Washington, April 20 (CNA) A former chairman of the American Institute of Taiwan (AIT) said Wednesday that the United States should keep a low profile if it wants to be involved in efforts to free Lee Ming-che (李明哲), a Taiwanese human rights activist detained in China.
"I think that if we're involved, it would be good that we do it vigorously but quietly. We know how to do that," Richard Bush told reporters after a seminar organized by the Washington-based Global Taiwan Institute, in response to a question on whether he thinks the U.S. will involve itself in Lee's case.
Bush said he hopes that the Chinese authorities "just decide that they've talked to him (Lee) enough and they let him go."
Bush, the director of the Brookings Center for East Asia Policy Studies, is one of 44 scholars and former U.S. officials who recently penned a joint open letter to Chinese President Xi Jinping (習近平), in which they urged Xi to assist in the speedy release of Lee and ensure his safe return to Taiwan.
Lee was detained after entering Zhuhai City via Macau on March 19. He used to work for Taiwan's pro-independence ruling Democratic Progressive Party and is now a staff member at Wenshan Community College in Taipei, as well as a volunteer at the local NGO Covenants Watch.
Chinese officials have said that Lee is being investigated over matters related to China's national security.
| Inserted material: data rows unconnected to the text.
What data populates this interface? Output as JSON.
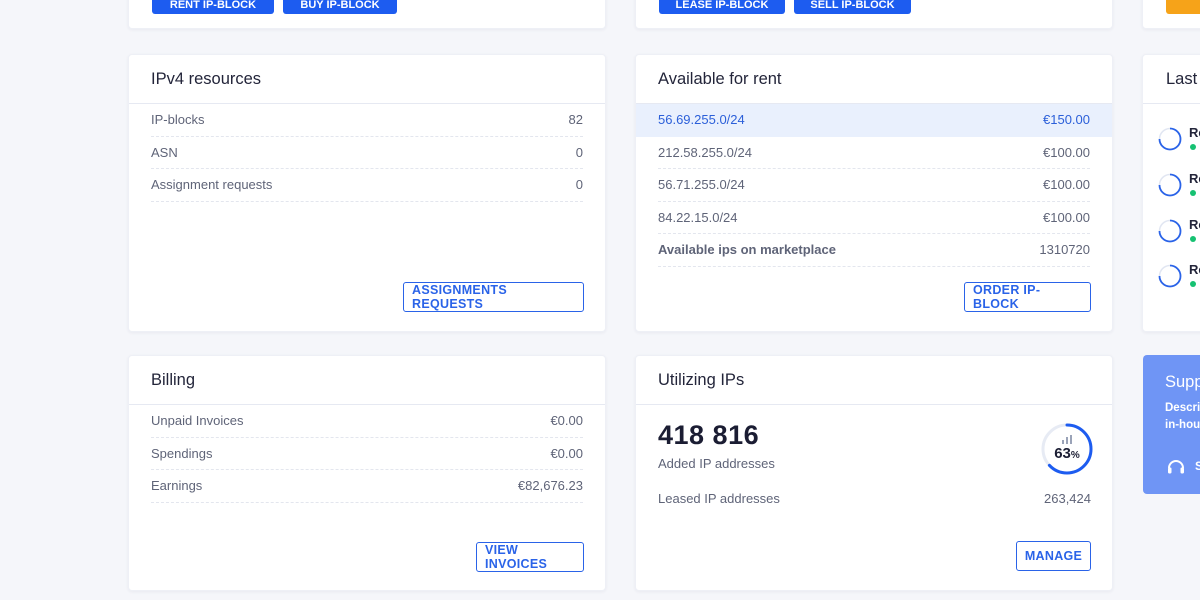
{
  "top_buttons": {
    "rent_ip_block": "RENT IP-BLOCK",
    "buy_ip_block": "BUY IP-BLOCK",
    "lease_ip_block": "LEASE IP-BLOCK",
    "sell_ip_block": "SELL IP-BLOCK"
  },
  "ipv4": {
    "title": "IPv4 resources",
    "rows": [
      {
        "label": "IP-blocks",
        "value": "82"
      },
      {
        "label": "ASN",
        "value": "0"
      },
      {
        "label": "Assignment requests",
        "value": "0"
      }
    ],
    "button": "ASSIGNMENTS REQUESTS"
  },
  "rent": {
    "title": "Available for rent",
    "rows": [
      {
        "label": "56.69.255.0/24",
        "value": "€150.00"
      },
      {
        "label": "212.58.255.0/24",
        "value": "€100.00"
      },
      {
        "label": "56.71.255.0/24",
        "value": "€100.00"
      },
      {
        "label": "84.22.15.0/24",
        "value": "€100.00"
      },
      {
        "label": "Available ips on marketplace",
        "value": "1310720"
      }
    ],
    "button": "ORDER IP-BLOCK"
  },
  "billing": {
    "title": "Billing",
    "rows": [
      {
        "label": "Unpaid Invoices",
        "value": "€0.00"
      },
      {
        "label": "Spendings",
        "value": "€0.00"
      },
      {
        "label": "Earnings",
        "value": "€82,676.23"
      }
    ],
    "button": "VIEW INVOICES"
  },
  "utilizing": {
    "title": "Utilizing IPs",
    "total": "418 816",
    "total_label": "Added IP addresses",
    "percent": 63,
    "percent_text": "63",
    "percent_sign": "%",
    "leased_label": "Leased IP addresses",
    "leased_value": "263,424",
    "button": "MANAGE"
  },
  "last": {
    "title": "Last",
    "items": [
      {
        "text": "Re"
      },
      {
        "text": "Re"
      },
      {
        "text": "Re"
      },
      {
        "text": "Re"
      }
    ]
  },
  "support": {
    "title": "Supp",
    "line1": "Descri",
    "line2": "in-hou",
    "link_initial": "S"
  },
  "colors": {
    "primary": "#1d5cf0",
    "highlight": "#e9f0fd",
    "status_green": "#16c172",
    "support_bg": "#6f95f5",
    "orange": "#f6a319"
  }
}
Bush said Wednesday that China's handling of Lee's case shows the "stovepipe" nature of its government system.
"You have different agencies, each doing their job, so the Ministry of Public Security, which is responsible for carrying out domestic security, doesn't necessarily think about the impact of detaining or arresting Mr. Lee on cross-strait relations," he said.
In their open letter, Bush and the other signatories called Lee's arrest and detention "detrimental to the mutual trust that is very much needed between Taiwan and China."
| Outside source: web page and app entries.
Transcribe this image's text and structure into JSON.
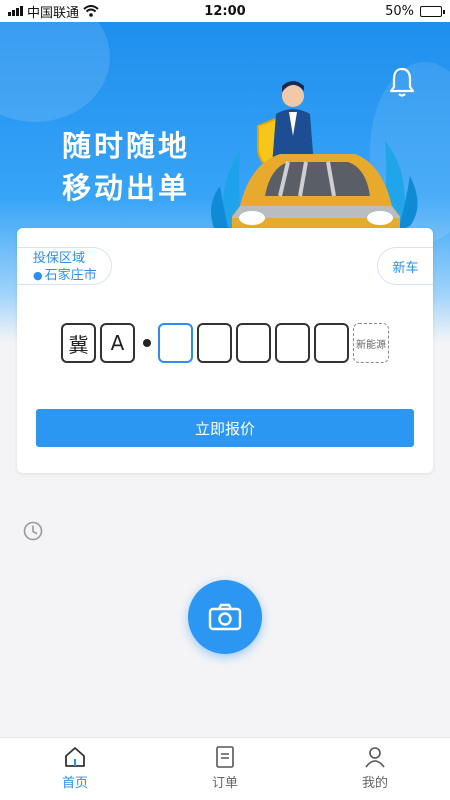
{
  "status_bar": {
    "carrier": "中国联通",
    "time": "12:00",
    "battery": "50%",
    "battery_level": 0.5
  },
  "banner": {
    "line1": "随时随地",
    "line2": "移动出单"
  },
  "card": {
    "region_label": "投保区域",
    "region_city": "石家庄市",
    "new_car_label": "新车",
    "plate": {
      "province": "冀",
      "letter": "A",
      "nev_label": "新能源"
    },
    "quote_button": "立即报价"
  },
  "tabs": [
    {
      "label": "首页",
      "icon": "home-icon"
    },
    {
      "label": "订单",
      "icon": "document-icon"
    },
    {
      "label": "我的",
      "icon": "user-icon"
    }
  ],
  "colors": {
    "accent": "#2c97f2",
    "banner_top": "#1f8fee",
    "background": "#f4f4f6"
  }
}
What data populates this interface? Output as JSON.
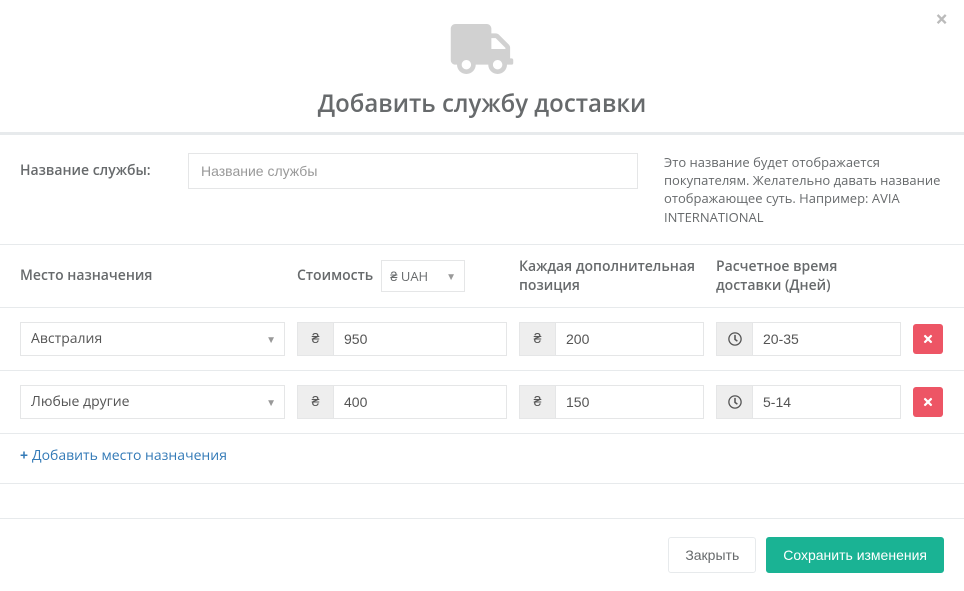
{
  "modal": {
    "title": "Добавить службу доставки"
  },
  "service_name": {
    "label": "Название службы:",
    "placeholder": "Название службы",
    "value": "",
    "hint": "Это название будет отображается покупателям. Желательно давать название отображающее суть. Например: AVIA INTERNATIONAL"
  },
  "table": {
    "headers": {
      "destination": "Место назначения",
      "cost": "Стоимость",
      "additional": "Каждая дополнительная позиция",
      "days": "Расчетное время доставки (Дней)"
    },
    "currency": "₴ UAH",
    "rows": [
      {
        "destination": "Австралия",
        "cost": "950",
        "additional": "200",
        "days": "20-35"
      },
      {
        "destination": "Любые другие",
        "cost": "400",
        "additional": "150",
        "days": "5-14"
      }
    ],
    "add_link": "Добавить место назначения"
  },
  "footer": {
    "close": "Закрыть",
    "save": "Сохранить изменения"
  }
}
"Any lengthy detention or legal procedure will damage China's image, not only in Taiwan, but in countries around the world that uphold due process of law and human rights," the letter said.
(By Rita Cheng and Christie Chen)